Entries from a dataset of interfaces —
◆ ◆ ◆ ◆

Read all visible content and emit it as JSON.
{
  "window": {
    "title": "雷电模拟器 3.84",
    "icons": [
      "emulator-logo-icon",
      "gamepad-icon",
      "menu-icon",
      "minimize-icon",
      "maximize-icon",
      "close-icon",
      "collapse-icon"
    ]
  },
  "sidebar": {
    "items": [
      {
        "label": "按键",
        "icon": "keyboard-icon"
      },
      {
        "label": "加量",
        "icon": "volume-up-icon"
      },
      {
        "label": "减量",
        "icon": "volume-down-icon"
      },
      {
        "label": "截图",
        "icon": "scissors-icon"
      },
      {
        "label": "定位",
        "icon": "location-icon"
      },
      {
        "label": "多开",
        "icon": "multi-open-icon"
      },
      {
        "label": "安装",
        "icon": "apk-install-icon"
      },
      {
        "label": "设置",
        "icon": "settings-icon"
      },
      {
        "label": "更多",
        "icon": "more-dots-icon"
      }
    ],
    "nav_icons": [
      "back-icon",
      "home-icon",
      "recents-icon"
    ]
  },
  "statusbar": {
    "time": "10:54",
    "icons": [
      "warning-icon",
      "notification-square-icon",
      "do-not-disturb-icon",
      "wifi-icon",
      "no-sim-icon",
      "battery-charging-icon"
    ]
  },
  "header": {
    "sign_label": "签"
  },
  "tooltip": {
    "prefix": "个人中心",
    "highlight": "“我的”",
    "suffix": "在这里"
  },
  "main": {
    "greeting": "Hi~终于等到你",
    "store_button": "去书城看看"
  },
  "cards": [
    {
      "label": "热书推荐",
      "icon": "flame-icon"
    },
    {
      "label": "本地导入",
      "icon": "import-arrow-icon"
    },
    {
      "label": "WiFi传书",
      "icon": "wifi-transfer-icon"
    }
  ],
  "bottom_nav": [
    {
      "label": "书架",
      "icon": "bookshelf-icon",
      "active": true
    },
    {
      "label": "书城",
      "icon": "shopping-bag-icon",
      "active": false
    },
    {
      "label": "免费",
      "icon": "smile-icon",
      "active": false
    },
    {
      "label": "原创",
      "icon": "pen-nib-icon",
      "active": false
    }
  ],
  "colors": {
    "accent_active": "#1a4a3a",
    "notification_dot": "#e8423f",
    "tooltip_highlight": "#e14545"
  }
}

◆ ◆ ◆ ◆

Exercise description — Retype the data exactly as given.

Result of this task —
Read all visible content and emit it as JSON.
{
  "window": {
    "title": "雷电模拟器 3.84",
    "icons": [
      "emulator-logo-icon",
      "gamepad-icon",
      "menu-icon",
      "minimize-icon",
      "maximize-icon",
      "close-icon",
      "collapse-icon"
    ]
  },
  "sidebar": {
    "items": [
      {
        "label": "按键",
        "icon": "keyboard-icon"
      },
      {
        "label": "加量",
        "icon": "volume-up-icon"
      },
      {
        "label": "减量",
        "icon": "volume-down-icon"
      },
      {
        "label": "截图",
        "icon": "scissors-icon"
      },
      {
        "label": "定位",
        "icon": "location-icon"
      },
      {
        "label": "多开",
        "icon": "multi-open-icon"
      },
      {
        "label": "安装",
        "icon": "apk-install-icon"
      },
      {
        "label": "设置",
        "icon": "settings-icon"
      },
      {
        "label": "更多",
        "icon": "more-dots-icon"
      }
    ],
    "nav_icons": [
      "back-icon",
      "home-icon",
      "recents-icon"
    ]
  },
  "statusbar": {
    "time": "10:54",
    "icons": [
      "warning-icon",
      "notification-square-icon",
      "do-not-disturb-icon",
      "wifi-icon",
      "no-sim-icon",
      "battery-charging-icon"
    ]
  },
  "header": {
    "sign_label": "签"
  },
  "tooltip": {
    "prefix": "个人中心",
    "highlight": "“我的”",
    "suffix": "在这里"
  },
  "main": {
    "greeting": "Hi~终于等到你",
    "store_button": "去书城看看"
  },
  "cards": [
    {
      "label": "热书推荐",
      "icon": "flame-icon"
    },
    {
      "label": "本地导入",
      "icon": "import-arrow-icon"
    },
    {
      "label": "WiFi传书",
      "icon": "wifi-transfer-icon"
    }
  ],
  "bottom_nav": [
    {
      "label": "书架",
      "icon": "bookshelf-icon",
      "active": true
    },
    {
      "label": "书城",
      "icon": "shopping-bag-icon",
      "active": false
    },
    {
      "label": "免费",
      "icon": "smile-icon",
      "active": false
    },
    {
      "label": "原创",
      "icon": "pen-nib-icon",
      "active": false
    }
  ],
  "colors": {
    "accent_active": "#1a4a3a",
    "notification_dot": "#e8423f",
    "tooltip_highlight": "#e14545"
  }
}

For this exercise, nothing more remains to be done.